This article originally appeared on and in Chain Store Age magazine.

The U.S. dollar has risen by more than 20% against the other major currencies over the last year, buoyed by a respectable if not torrid economic recovery and sinking oil prices, among other factors. That could be a breath of fresh air for U.S. shoppers with a taste for imported goods. For global mega-brands like PVH, Microsoft and Coach, however, the implications are closer to a gathering storm.

The reason, of course, is that every uptick in the dollar has the effect of reducing both revenue and profitability for U.S.-based companies. Apple’s fourth-quarter profits last year would have been $2 billion higher but for the soaring greenback. In the third quarter of fiscal 2015, Nike’s revenue was up by 7%, but that was 6 percentage points less than the 13% increase the company would have posted on a constant currency basis.

The last time the dollar was this strong was in 2002, when there were far fewer global companies and the effects of currency turbulence were therefore less damaging. Companies that have since gone global may be facing the currency challenge for the first time.

But they don’t have to give in to it.


On the face of it, brands could juice revenue by raising prices—or so it would seem. Price is a quick, simple lever to pull, except that European consumers are already blanching at price tags on Fossil watches and Lululemon yoga pants. In addition, the Internet has broken down barriers to pricing information, making consumers much more educated and, in some cases, positioning them to profit from the crisis.

While cutting prices may be a nonstarter, a more sustainable solution with minimal consumer impact would be to strategically pare back SG&A spending—the selling, general and administrative services that can easily account for as much as 10% of a corporation’s expenses.

Well, of course. Even freshman business majors know that when margins are squeezed and you’ve pushed prices to the max, the only remaining option is to cut expenses.

The problem is that understanding the theoretical benefits of strategic cost reduction isn’t the same as identifying and calculating costs across the enterprise and then strategically reducing them. It takes a serious commitment of time, money and personnel for a global corporation to view its total non-merchandise spend—a prerequisite to identifying opportunities for realistic cost savings. Few companies have this information at all, let alone take action on it.


That said, for brands that have been battered in the currency storm, a well-thought-out cost calculation and strategic cost-reduction initiative is well worth the investment, whether it’s handled internally or entrusted to outside resources.

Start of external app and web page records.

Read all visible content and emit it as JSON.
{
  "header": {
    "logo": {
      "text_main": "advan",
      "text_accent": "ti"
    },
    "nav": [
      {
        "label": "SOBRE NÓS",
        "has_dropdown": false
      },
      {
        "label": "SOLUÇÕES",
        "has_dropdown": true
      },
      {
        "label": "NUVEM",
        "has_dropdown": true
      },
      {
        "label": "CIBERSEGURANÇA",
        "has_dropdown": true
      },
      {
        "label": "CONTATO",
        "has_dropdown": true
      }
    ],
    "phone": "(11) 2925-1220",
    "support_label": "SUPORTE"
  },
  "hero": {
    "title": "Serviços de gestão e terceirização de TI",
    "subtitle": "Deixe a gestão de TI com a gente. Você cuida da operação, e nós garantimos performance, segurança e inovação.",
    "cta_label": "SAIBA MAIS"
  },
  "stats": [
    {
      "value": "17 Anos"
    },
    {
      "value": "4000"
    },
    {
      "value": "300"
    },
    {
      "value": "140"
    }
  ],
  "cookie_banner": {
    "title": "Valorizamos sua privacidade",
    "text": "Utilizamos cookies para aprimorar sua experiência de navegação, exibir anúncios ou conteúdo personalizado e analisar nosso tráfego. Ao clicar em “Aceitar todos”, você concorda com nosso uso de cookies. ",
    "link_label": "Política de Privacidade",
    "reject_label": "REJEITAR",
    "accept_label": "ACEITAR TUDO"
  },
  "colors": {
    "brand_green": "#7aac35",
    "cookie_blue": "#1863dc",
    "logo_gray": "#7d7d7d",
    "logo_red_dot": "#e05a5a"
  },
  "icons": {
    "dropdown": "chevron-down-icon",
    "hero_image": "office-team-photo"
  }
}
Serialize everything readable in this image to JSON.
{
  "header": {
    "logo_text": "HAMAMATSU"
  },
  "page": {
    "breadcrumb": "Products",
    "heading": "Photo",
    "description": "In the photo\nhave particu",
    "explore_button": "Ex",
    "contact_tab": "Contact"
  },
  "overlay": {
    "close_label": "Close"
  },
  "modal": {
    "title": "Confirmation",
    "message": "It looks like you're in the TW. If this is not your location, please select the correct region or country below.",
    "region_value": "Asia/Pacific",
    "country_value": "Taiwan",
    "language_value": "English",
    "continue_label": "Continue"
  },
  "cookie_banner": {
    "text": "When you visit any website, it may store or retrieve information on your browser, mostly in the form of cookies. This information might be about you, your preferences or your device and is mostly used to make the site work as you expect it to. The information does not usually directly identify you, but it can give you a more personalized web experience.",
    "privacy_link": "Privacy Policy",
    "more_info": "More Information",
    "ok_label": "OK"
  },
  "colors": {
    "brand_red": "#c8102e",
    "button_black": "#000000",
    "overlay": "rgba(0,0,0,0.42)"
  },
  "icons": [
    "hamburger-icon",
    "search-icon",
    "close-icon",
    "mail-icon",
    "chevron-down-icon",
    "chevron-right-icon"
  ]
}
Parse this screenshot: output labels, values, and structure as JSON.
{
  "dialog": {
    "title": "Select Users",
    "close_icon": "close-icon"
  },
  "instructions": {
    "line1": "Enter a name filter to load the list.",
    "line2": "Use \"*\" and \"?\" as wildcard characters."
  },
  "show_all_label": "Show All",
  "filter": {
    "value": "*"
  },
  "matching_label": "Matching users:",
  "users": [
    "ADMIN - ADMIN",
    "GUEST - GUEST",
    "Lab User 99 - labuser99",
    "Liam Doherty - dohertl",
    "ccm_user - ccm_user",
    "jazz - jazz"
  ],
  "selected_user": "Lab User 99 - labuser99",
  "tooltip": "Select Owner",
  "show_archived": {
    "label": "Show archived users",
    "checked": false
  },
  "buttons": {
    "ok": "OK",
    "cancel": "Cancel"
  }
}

The dramatic shifts in the global landscape have created opportunities for savings that wouldn’t have been obvious or practical as recently as three years ago. What’s more, there are measures that can be implemented right now, yielding immediate savings.

The following options, while not an exhaustive list of action steps, can be an effective starting point:

  • Changing the channel. Start by taking stock of your channel mix. If it has shifted more than 10% in the last few years due to the omnichannel revolution, it’s likely that your related costs are growing faster than the revenue.
  • Leveraging supplier relationships. Reach out to your highest-volume suppliers—the ones you use for your longest-running products—and push them to commit to year-over-year price adjustments. » Remapping the back office. Take a fresh look at your location costs with a view to moving back-office functions to lower-cost geographies—or outsourcing them altogether.
  • Revisiting the case for DIY. If you have outsourced some functions, have you netted the savings you anticipated? If not, it may be time to put those functions out to bid again—or even consider bringing them back in-house.
  • Buying smarter. Savings often come about from changing how you buy rather than what you buy. Contract reviews of any agreements like enterprise resource planning programs—negotiated by purchasing professionals rather than IT specialists— might lead to a significant reduction of your costs.
  • Realigning resources with revenue. Not all product categories are created equal. Look for inefficiencies in your total merchandising, staffing and product development spend, shifting resources away from low-priority categories and into high-potential ones.

The currency forecast is for more of the same. FX analysts at Barclays, Goldman Sachs and other Wall Street firms are predicting that the euro and the dollar will be at parity by year-end, tightening the vise even further on U.S. sales and profits.

As the storm builds, global brands seeking to continue growing their presence abroad needn’t be buffeted like toy boats in a typhoon. Strategically reducing costs by addressing the inefficiencies created by recent industry shifts can provide companies with a highly effective buffer—and a quick way of realizing significant savings. There’s no need to wait until the headwinds die down.

24 July 2015